I was surprised (and flattered!) to learn that our little fella’s crib nook was featured on Apartment Therapy Family yesterday! We often get questions about how it’s working out to have Hudson–a tall, nearly-nine-month-old–in what once was Aron’s closet, and specifically how it’s working out with the Alma Mini Crib .
So here’s the original post about the crib (written when Hudson was near three-months-old for Baby Mine), and–following that–an update. Also, good news: there’s now a less expensive (similar) mini crib at Target!
Hudson is now occasionally sleeping in his crib, so I thought it might be a good time to share some photos of Aron’s closet-space-turned-nursery. There are really two doors inside our apartment: one to the bathroom, and one beside the bed leading to the walk-through closet that leads to the bathroom (you can see it behind Hudson in the monthly photos.). The rest of our apartment is an open studio. So we moved Aron out of his side of the closet (which was really just a nook with a dresser and a bar we installed) and into our front closet–after renting a storage space to make room for the shift.

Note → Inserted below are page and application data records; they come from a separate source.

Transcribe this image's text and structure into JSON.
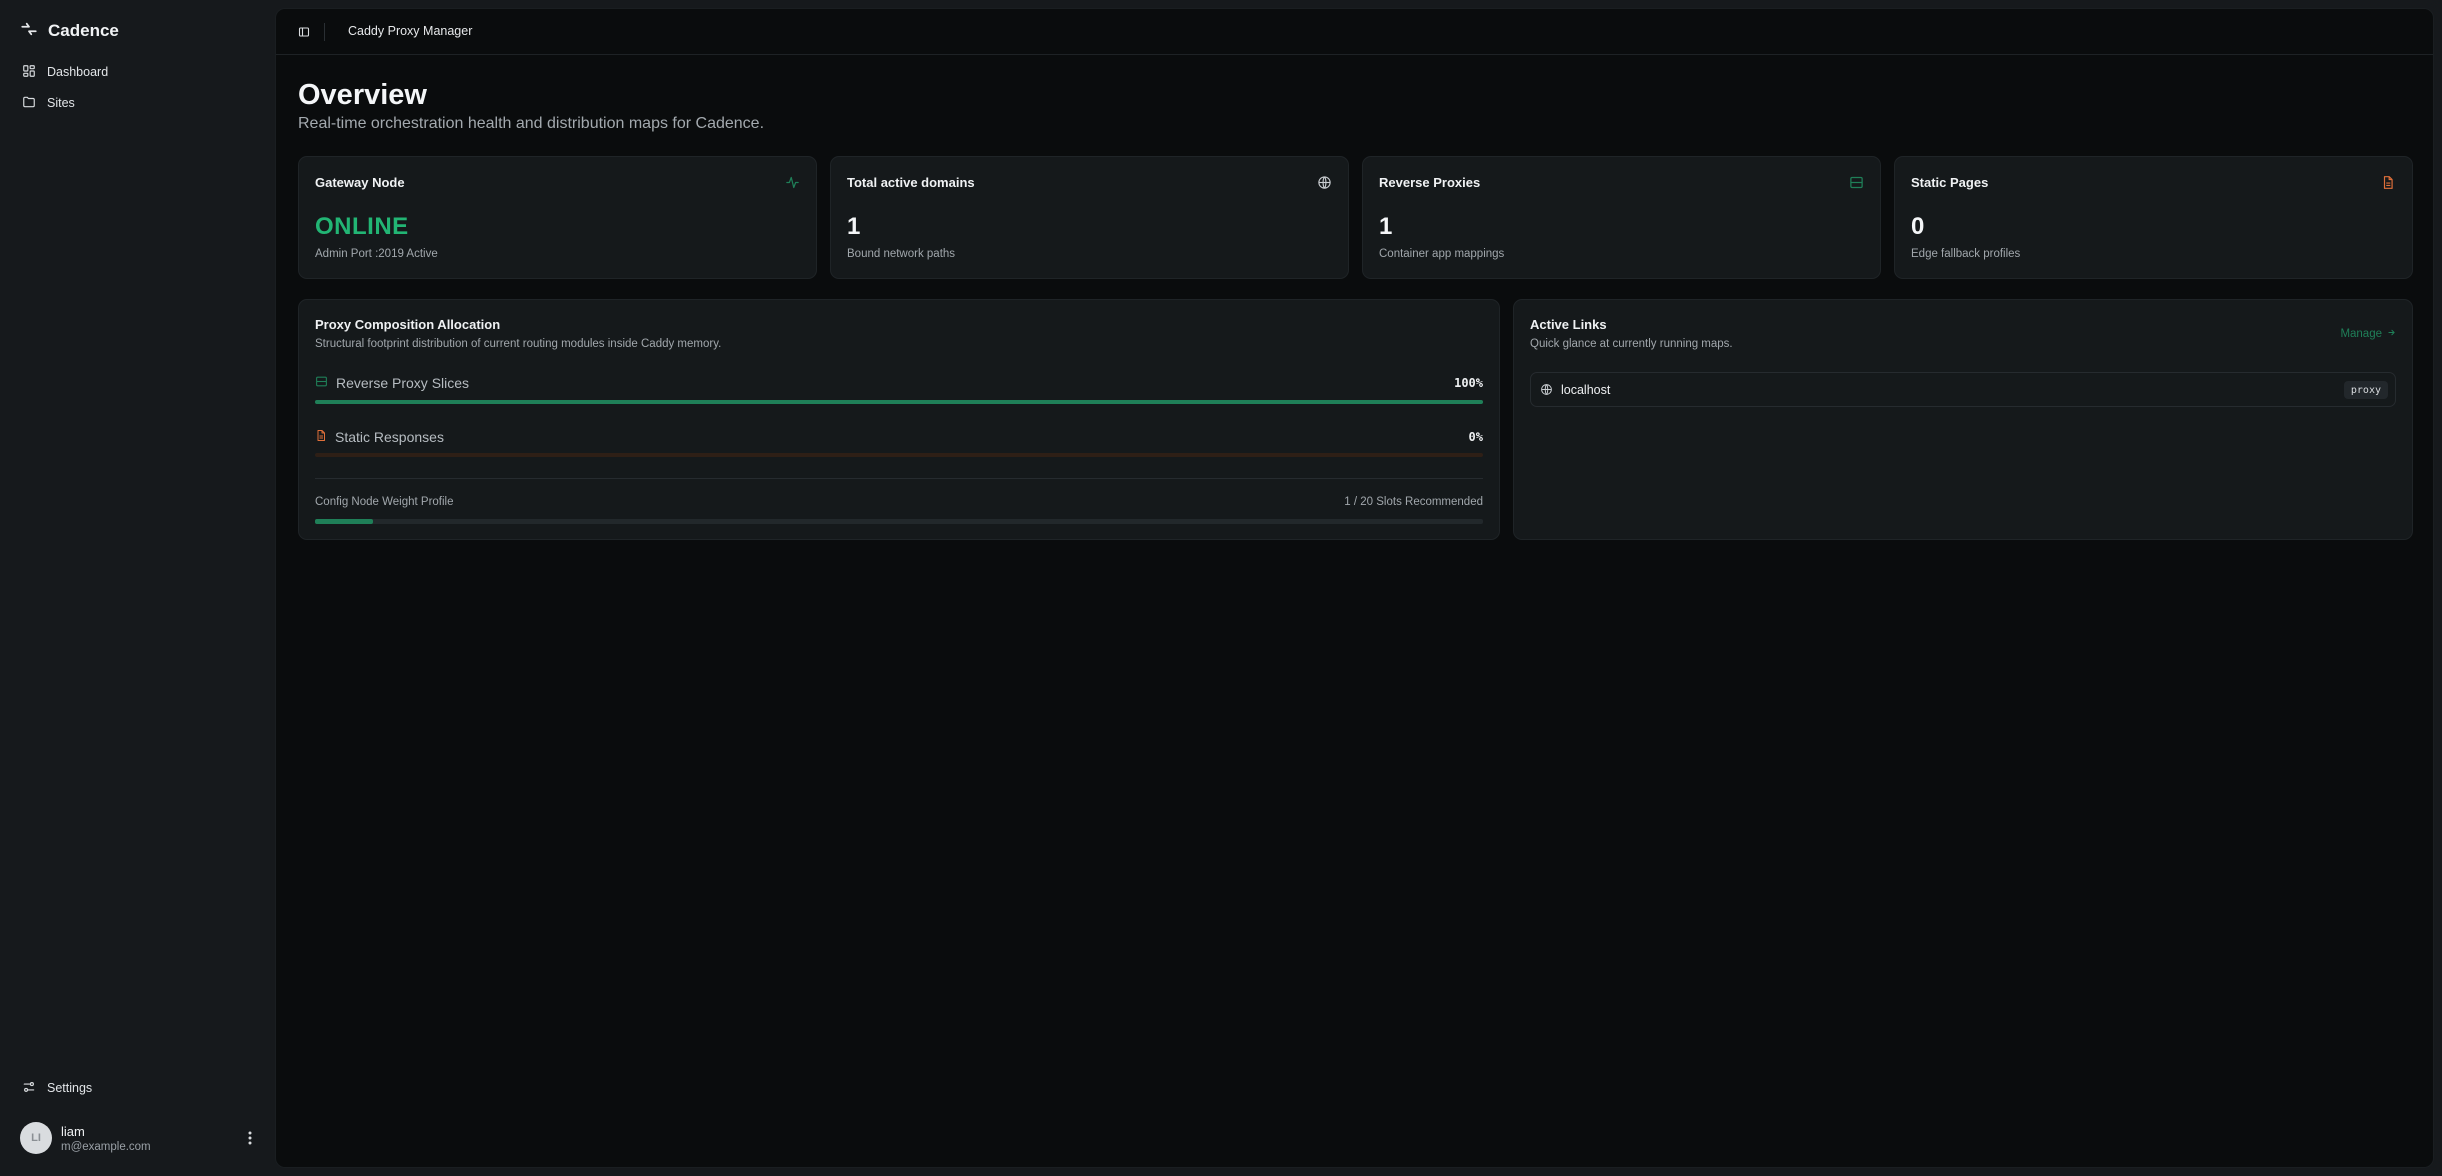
{
  "brand": {
    "name": "Cadence",
    "icon": "cadence-logo-icon"
  },
  "sidebar": {
    "items": [
      {
        "label": "Dashboard",
        "icon": "dashboard-grid-icon"
      },
      {
        "label": "Sites",
        "icon": "folder-icon"
      }
    ],
    "footer_items": [
      {
        "label": "Settings",
        "icon": "sliders-icon"
      }
    ],
    "user": {
      "initials": "LI",
      "name": "liam",
      "email": "m@example.com"
    }
  },
  "topbar": {
    "breadcrumb": "Caddy Proxy Manager",
    "toggle_icon": "sidebar-toggle-icon"
  },
  "header": {
    "title": "Overview",
    "subtitle": "Real-time orchestration health and distribution maps for Cadence."
  },
  "colors": {
    "accent": "#22b574",
    "orange": "#e0703a",
    "muted": "#a1a7ac"
  },
  "stats": [
    {
      "title": "Gateway Node",
      "value": "ONLINE",
      "desc": "Admin Port :2019 Active",
      "icon": "activity-icon"
    },
    {
      "title": "Total active domains",
      "value": "1",
      "desc": "Bound network paths",
      "icon": "globe-icon"
    },
    {
      "title": "Reverse Proxies",
      "value": "1",
      "desc": "Container app mappings",
      "icon": "server-icon"
    },
    {
      "title": "Static Pages",
      "value": "0",
      "desc": "Edge fallback profiles",
      "icon": "file-icon"
    }
  ],
  "allocation": {
    "title": "Proxy Composition Allocation",
    "subtitle": "Structural footprint distribution of current routing modules inside Caddy memory.",
    "rows": [
      {
        "label": "Reverse Proxy Slices",
        "percent_label": "100%",
        "percent": 100,
        "color": "#1f7f58",
        "icon": "server-icon"
      },
      {
        "label": "Static Responses",
        "percent_label": "0%",
        "percent": 0,
        "color": "#e0703a",
        "icon": "file-icon"
      }
    ],
    "weight": {
      "label": "Config Node Weight Profile",
      "value": "1 / 20 Slots Recommended",
      "fraction": 0.05
    }
  },
  "links": {
    "title": "Active Links",
    "subtitle": "Quick glance at currently running maps.",
    "manage_label": "Manage",
    "items": [
      {
        "name": "localhost",
        "tag": "proxy",
        "icon": "globe-icon"
      }
    ]
  }
}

With great anticipation, we wallpapered the little space with the Animal Farm pattern, hung a bright mobile, and set up the Alma mini crib (which fits perfectly)! I enjoy showing him the wallpaper and pointing out the animals. Most of them have sounds I can make (notable exceptions being the squirrel and rabbit), and he loves the high-contrast. And his crib is so close to my side of the bed that it’s practically a co-sleeper (we thought).
The first night Hudson was home, we realized we worried about the circulation and rolled the crib out into the main room with plans to buy a fan. And then we worried about just about everything else. He’d go to sleep on his back, promptly raise his little swaddled legs in the air like a gymnast on the parallel bars and flip onto his side. We were up constantly to check on our little side-sleeper, who suddenly seemed too far away. He must have thought he seemed too far, too; he much preferred falling asleep on our chests–which would have been fine if we weren’t then terrified we’d drop him or crush him in our sleep. (Basically a dominant theme of weeks one and two was a fear of accidentally killing this little baby they let us bring home.)
Since then, Hudson has been sleeping in a little co-sleeper in our bed, right between us. And even then, I tend to pull back the covers, pull him in next to me, and snuggle up for the last night-sleep cycle. Essentially, he made his way closer and closer every night. That is, until this week, when we decided to have the first sleep cycle happen in the crib. He has been going to bed much earlier lately, so the partially-closed door allows us to actually carry on dinner and conversation with a little less fear of waking him! We sort of miss him even though he’s just a few feet away, but in the early mornings, he still comes back into bed–so it seems like the best of both worlds (at least until we go to that world where he doesn’t wake up at 4 or 5 a.m.)
Hudson sleeps in his crib every night and for nearly all of his naps (twice a day); he still fits comfortably in the crib, and easily repositions himself throughout the night. He’s definitely close to all sides, and often sleeps with an arm through the bars, but we think he actually finds this to be a comfort. It’s pretty cute to tip-toe past and see an outstretched tiny-palm or little fingertips wrapped around a side. Actually, when we first unswaddled him he flapped his arms up and down frantically and we thought he’d never fall asleep. Then, all of the sudden, he pushed his arms through the bars of the crib such that they were confined, tossed his head from side to side, and he was out! To be honest, I think he might choose to sleep pressed up against the sides if he were in a full-sized crib, too.
He has fallen asleep sitting up a few times, and when he finally tumbles he’s likely to crash into the side of the crib–which sounds so sad! Again I’m not sure this wouldn’t happen in a larger crib, too, but it’s more likely to happen in here.
We will be in this apartment until his first birthday, so we’re counting on his fitting until then. Even with the doors and his having a little “room” of his own, it isn’t easy sharing such a small space. We have gotten stuck in the bathroom when he has awakened unexpectedly; we keep our voices low at night (even with a white noise machine running); and there’s no sleeping for anyone if he’s not. But I can’t imagine what we’d do without the ability to close a door.
Fortunately, there’s no reason to think we’ll have to!
P.S. Our 500-square-foot apartment tour.